WO2006082606A1 *Jan 10, 2006Aug 10, 2006Antonino PecoraSphere with ubiquitous identification marks
WO2015167675A1 *Mar 12, 2015Nov 5, 2015Parsons Xtreme Golf, LLCGolf balls and methods to manufacture golf club heads
Classifications
U.S. Classification473/200, 473/268, 40/327, 473/378
International ClassificationA63B43/00, A63B69/36
Cooperative ClassificationA63B69/3688, A63B43/008, A63B2102/32
European ClassificationA63B43/00V, A63B69/36P8
Legal Events
DateCodeEventDescription
Sep 22, 1992CCCertificate of correction
Jul 1, 1994FPAYFee payment
Year of fee payment: 4
Oct 28, 1996ASAssignment
Owner name: WOODROW, ARTHUR, ARIZONA
Free format text: ASSIGNMENT OF ASSIGNORS INTEREST;ASSIGNOR:KOCH, TOBIAS;REEL/FRAME:008200/0781
Effective date: 19960613
Oct 12, 1998FPAYFee payment
Year of fee payment: 8
Nov 20, 2002REMIMaintenance fee reminder mailed
May 7, 2003LAPSLapse for failure to pay maintenance fees

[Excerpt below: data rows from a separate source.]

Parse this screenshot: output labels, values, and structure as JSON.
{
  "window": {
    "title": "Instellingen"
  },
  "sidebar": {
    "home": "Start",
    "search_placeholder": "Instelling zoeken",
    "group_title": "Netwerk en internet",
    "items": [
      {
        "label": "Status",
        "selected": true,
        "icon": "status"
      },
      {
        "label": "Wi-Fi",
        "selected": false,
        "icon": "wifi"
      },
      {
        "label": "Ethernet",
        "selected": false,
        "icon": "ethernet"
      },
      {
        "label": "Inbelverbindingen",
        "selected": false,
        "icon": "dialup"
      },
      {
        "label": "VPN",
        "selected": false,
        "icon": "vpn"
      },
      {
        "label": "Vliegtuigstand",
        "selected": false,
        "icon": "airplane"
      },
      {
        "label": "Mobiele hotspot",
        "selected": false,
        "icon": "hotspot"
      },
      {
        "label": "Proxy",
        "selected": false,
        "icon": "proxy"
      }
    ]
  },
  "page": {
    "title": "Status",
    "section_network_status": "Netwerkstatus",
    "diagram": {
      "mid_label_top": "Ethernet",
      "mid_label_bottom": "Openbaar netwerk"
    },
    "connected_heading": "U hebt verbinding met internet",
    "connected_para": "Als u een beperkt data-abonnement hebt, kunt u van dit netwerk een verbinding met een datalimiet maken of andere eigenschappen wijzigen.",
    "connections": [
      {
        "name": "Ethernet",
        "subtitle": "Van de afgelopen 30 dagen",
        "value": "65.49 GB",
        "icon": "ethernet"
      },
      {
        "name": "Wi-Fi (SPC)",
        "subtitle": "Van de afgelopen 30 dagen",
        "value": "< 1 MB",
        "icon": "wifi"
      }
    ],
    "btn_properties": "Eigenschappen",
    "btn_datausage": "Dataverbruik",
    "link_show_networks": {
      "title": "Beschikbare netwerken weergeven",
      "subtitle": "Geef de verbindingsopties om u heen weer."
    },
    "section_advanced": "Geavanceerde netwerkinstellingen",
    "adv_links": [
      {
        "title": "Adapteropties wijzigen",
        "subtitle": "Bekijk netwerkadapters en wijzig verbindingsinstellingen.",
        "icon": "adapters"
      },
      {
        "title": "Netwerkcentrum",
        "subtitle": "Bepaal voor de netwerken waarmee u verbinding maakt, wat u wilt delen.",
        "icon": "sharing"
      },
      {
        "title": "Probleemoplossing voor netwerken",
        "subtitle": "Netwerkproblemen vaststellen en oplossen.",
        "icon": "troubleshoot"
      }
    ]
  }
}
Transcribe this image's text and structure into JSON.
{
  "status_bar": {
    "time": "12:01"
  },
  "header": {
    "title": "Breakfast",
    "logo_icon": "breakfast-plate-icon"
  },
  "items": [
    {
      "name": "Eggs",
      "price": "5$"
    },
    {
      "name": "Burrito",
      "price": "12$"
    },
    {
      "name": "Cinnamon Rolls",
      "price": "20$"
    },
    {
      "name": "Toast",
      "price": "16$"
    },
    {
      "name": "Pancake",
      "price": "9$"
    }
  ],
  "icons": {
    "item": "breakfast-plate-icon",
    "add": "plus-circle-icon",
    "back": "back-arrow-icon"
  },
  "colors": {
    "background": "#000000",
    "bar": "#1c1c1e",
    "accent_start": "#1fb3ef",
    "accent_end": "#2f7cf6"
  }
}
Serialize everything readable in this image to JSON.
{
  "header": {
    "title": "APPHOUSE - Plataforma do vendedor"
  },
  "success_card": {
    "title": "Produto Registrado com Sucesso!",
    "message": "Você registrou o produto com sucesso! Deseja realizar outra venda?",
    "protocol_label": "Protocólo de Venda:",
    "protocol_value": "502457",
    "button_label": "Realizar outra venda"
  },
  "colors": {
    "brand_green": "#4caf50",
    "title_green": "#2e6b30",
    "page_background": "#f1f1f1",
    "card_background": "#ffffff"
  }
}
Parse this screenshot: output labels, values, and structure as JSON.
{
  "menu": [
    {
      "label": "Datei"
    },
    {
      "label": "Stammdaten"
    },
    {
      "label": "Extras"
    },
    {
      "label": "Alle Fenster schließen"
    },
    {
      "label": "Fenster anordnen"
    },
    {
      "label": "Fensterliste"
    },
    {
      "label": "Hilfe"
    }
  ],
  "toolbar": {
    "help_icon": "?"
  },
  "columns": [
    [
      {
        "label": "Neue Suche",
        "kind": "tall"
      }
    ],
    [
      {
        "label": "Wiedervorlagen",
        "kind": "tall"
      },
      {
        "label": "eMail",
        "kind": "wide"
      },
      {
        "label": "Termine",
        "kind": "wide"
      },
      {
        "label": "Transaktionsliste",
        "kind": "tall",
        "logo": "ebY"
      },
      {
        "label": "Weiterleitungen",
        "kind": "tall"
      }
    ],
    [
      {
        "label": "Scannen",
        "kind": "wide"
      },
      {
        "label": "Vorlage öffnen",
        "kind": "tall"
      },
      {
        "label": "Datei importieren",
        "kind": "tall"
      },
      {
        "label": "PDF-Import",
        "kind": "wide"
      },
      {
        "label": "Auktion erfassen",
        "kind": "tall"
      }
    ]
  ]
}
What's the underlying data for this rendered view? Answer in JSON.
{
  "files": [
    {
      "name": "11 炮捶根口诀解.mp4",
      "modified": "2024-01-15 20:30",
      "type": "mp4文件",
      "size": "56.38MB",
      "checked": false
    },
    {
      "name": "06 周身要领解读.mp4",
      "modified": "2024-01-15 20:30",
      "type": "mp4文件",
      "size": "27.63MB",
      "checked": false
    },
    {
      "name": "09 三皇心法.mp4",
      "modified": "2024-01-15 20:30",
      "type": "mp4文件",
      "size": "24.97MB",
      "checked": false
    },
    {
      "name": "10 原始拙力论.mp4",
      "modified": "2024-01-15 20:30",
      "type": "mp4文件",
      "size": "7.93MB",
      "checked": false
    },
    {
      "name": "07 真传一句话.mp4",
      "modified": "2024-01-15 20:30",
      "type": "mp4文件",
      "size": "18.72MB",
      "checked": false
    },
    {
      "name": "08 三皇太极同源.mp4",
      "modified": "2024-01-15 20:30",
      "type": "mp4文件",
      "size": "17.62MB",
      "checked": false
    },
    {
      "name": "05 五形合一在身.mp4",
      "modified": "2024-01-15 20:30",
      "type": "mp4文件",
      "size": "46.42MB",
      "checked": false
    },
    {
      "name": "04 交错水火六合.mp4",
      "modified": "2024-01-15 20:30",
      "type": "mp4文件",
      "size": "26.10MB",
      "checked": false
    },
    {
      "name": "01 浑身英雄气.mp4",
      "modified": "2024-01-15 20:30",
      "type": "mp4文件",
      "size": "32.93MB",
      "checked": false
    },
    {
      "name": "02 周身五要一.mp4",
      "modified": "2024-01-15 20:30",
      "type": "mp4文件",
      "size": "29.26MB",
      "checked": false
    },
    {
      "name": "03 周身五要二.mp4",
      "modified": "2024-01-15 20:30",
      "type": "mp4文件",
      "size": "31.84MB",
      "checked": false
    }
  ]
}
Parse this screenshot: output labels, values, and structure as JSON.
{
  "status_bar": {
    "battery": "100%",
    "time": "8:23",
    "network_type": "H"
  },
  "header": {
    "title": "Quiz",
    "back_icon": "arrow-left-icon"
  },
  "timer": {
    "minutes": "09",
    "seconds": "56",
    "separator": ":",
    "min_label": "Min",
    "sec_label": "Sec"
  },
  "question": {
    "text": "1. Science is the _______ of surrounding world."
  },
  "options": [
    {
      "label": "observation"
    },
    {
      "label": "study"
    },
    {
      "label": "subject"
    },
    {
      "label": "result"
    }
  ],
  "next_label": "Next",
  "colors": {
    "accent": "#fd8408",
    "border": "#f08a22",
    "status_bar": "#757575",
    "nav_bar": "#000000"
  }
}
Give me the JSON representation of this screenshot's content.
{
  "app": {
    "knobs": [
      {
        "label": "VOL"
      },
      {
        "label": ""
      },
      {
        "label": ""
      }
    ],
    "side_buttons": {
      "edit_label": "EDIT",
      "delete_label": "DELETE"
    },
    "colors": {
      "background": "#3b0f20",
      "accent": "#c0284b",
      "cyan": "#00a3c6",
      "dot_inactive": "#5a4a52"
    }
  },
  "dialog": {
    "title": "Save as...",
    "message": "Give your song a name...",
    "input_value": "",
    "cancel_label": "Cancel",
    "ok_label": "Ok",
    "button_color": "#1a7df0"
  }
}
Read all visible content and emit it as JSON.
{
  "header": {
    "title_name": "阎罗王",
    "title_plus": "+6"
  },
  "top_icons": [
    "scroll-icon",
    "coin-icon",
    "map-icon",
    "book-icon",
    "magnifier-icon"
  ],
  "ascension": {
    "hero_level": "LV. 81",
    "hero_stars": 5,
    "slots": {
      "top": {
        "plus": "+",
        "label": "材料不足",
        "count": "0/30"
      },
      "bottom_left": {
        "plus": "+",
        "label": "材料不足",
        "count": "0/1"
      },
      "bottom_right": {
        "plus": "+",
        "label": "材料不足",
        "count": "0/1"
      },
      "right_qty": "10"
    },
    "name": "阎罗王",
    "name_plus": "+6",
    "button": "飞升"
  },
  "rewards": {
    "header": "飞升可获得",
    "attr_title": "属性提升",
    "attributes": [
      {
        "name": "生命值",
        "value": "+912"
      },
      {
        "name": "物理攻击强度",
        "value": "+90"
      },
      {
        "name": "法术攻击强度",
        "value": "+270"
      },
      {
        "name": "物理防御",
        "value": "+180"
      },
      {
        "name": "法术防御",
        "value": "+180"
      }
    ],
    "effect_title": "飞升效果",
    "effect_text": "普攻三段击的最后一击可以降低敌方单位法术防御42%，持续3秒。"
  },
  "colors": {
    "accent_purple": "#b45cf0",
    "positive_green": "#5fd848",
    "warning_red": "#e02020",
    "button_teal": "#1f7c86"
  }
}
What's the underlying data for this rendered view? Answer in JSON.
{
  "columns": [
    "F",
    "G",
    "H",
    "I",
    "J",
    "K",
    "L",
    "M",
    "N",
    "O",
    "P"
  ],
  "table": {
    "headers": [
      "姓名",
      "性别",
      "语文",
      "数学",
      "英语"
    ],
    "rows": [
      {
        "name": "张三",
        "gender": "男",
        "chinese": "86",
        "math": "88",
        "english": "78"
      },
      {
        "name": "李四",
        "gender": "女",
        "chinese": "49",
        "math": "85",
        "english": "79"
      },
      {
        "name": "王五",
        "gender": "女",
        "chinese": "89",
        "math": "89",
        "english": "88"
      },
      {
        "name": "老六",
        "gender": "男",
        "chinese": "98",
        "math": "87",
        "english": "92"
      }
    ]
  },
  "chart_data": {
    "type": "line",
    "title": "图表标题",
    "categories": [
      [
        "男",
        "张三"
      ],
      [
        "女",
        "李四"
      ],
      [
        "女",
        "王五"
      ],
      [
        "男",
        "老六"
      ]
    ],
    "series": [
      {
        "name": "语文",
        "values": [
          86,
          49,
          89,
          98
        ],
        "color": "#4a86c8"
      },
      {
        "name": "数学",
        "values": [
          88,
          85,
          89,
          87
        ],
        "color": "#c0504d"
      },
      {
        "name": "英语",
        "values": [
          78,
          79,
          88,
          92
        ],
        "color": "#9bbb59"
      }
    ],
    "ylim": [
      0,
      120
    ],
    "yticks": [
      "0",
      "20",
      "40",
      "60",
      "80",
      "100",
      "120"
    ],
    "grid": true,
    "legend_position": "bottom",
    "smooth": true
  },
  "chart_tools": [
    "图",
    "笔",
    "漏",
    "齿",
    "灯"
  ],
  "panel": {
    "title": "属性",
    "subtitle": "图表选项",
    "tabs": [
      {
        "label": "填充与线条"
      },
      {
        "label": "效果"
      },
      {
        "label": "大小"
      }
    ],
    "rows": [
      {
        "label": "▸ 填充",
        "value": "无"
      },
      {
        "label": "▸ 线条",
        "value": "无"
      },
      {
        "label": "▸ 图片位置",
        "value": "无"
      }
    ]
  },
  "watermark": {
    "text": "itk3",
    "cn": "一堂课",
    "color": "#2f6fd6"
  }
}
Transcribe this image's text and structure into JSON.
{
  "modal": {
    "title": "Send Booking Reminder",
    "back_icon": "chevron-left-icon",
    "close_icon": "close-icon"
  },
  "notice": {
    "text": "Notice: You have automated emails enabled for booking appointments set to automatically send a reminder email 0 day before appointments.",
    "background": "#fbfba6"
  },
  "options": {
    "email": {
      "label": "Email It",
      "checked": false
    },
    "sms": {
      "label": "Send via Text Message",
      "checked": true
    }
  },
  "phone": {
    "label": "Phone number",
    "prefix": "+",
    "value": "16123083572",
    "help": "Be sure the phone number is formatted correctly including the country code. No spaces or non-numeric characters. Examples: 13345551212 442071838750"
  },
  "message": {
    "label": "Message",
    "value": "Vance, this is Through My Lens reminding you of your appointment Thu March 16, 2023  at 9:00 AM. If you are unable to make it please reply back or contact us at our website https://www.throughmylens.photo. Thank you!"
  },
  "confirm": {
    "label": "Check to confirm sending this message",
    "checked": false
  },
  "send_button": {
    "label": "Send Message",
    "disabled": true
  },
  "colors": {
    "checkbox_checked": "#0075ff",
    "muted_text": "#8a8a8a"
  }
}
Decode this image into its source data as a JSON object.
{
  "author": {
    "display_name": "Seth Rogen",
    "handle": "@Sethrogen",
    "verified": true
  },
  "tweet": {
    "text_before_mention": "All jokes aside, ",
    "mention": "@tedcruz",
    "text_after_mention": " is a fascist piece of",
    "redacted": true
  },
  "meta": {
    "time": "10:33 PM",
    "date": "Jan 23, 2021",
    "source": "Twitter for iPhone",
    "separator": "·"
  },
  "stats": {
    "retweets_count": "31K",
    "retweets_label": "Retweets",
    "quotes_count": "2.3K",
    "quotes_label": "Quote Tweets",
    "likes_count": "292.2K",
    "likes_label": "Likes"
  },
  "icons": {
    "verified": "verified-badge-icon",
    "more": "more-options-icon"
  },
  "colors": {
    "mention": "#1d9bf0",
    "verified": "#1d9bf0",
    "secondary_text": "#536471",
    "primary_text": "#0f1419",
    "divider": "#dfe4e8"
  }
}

Jul 1, 2003FPExpired due to failure to pay maintenance fee
Effective date: 20030507